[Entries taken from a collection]
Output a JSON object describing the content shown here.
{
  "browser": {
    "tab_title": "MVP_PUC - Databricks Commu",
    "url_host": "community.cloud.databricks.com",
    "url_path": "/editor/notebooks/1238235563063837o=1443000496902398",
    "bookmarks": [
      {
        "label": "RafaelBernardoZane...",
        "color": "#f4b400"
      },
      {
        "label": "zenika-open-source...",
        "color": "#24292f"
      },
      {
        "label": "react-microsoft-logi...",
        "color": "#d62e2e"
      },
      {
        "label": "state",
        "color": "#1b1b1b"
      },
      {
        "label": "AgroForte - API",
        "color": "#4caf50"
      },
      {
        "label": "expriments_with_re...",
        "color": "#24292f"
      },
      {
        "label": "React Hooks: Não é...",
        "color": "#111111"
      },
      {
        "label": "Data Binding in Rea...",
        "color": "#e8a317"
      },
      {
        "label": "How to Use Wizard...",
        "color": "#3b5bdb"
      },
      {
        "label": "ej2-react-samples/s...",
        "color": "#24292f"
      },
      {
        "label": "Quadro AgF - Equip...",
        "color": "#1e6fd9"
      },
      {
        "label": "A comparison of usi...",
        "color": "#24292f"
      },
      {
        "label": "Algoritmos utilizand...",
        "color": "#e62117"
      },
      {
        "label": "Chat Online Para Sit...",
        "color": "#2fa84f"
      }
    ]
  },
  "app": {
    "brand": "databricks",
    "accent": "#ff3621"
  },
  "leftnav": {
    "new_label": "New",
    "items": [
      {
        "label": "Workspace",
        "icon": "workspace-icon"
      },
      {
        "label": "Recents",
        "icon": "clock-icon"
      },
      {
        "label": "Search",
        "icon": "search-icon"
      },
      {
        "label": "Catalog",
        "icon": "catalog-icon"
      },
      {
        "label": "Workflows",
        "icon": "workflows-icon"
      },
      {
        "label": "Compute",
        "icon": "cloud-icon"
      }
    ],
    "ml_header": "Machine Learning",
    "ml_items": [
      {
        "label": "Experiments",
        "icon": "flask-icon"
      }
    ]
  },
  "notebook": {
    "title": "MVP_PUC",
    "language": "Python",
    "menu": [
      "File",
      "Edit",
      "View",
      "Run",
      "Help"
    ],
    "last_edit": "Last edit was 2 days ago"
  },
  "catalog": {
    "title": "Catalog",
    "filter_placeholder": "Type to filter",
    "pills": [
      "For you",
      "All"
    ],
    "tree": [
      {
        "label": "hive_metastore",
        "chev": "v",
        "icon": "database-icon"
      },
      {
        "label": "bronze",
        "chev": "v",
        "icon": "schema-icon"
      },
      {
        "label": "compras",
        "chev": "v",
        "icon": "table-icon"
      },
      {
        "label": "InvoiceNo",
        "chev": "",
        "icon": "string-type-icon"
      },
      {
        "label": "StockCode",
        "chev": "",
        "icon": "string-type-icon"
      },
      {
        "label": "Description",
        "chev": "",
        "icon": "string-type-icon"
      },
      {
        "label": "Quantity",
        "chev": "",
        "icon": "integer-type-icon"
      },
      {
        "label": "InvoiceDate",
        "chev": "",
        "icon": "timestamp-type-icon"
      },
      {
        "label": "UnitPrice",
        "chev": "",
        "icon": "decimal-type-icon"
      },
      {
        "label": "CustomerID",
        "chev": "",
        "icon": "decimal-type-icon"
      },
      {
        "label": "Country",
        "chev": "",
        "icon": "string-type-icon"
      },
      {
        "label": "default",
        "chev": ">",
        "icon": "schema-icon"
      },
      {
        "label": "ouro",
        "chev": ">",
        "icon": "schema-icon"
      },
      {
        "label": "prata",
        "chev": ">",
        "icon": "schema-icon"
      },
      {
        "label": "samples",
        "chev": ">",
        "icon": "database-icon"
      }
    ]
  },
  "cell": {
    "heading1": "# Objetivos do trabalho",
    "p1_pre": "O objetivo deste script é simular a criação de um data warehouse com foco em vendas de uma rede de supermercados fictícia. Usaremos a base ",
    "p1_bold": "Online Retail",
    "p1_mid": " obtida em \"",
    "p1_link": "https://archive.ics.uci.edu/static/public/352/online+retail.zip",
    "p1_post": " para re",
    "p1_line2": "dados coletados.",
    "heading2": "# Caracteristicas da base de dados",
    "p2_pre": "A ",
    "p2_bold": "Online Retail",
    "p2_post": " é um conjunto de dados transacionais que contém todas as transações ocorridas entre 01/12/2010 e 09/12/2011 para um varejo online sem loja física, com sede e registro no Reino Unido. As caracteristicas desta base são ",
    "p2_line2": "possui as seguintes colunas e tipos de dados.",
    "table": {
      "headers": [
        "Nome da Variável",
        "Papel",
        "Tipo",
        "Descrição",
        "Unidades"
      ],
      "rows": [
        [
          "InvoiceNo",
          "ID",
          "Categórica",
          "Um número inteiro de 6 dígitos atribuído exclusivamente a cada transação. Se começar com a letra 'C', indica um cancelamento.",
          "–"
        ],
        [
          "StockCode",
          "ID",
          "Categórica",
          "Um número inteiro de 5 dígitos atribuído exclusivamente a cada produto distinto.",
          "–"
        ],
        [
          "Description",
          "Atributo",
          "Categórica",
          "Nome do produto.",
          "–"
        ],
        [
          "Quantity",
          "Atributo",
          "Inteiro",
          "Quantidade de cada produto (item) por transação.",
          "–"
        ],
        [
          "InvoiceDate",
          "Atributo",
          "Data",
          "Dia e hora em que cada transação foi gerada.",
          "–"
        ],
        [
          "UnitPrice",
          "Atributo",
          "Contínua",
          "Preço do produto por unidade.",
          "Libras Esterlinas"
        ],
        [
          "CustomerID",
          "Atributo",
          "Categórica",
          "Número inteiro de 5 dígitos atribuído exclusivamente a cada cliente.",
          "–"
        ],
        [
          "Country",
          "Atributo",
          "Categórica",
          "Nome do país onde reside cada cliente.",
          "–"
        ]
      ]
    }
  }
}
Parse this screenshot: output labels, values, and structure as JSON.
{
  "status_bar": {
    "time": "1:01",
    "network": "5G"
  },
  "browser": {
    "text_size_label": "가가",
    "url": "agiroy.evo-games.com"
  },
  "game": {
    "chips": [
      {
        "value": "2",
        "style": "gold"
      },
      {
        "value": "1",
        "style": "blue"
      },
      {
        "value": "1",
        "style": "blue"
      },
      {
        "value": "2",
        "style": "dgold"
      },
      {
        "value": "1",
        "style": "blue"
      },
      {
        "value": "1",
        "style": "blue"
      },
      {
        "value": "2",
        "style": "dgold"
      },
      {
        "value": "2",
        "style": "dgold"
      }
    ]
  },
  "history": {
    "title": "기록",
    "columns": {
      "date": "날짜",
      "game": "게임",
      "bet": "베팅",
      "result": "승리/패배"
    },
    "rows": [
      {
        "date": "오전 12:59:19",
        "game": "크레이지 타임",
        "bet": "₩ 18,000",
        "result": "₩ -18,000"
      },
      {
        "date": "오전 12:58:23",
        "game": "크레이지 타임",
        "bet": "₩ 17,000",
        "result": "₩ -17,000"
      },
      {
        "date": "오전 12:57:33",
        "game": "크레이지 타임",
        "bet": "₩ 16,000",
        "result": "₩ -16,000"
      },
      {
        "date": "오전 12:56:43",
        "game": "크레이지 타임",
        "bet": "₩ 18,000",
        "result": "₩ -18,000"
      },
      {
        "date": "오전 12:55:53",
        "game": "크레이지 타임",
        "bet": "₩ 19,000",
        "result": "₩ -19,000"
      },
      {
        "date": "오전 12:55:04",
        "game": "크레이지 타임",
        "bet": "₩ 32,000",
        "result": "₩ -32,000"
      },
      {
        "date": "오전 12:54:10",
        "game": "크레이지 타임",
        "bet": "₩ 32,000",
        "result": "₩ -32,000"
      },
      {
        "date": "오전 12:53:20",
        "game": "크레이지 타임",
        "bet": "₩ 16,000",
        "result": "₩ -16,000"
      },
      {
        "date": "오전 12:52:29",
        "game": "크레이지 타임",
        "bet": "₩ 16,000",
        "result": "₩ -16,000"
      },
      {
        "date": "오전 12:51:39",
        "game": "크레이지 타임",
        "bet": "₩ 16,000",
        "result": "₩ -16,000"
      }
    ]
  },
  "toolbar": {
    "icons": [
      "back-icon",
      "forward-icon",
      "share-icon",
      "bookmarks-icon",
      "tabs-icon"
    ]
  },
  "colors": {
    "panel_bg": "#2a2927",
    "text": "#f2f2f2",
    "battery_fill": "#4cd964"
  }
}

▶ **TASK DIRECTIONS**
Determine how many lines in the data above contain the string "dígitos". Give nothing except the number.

▶ **ANSWER TO THE PROBLEM**
3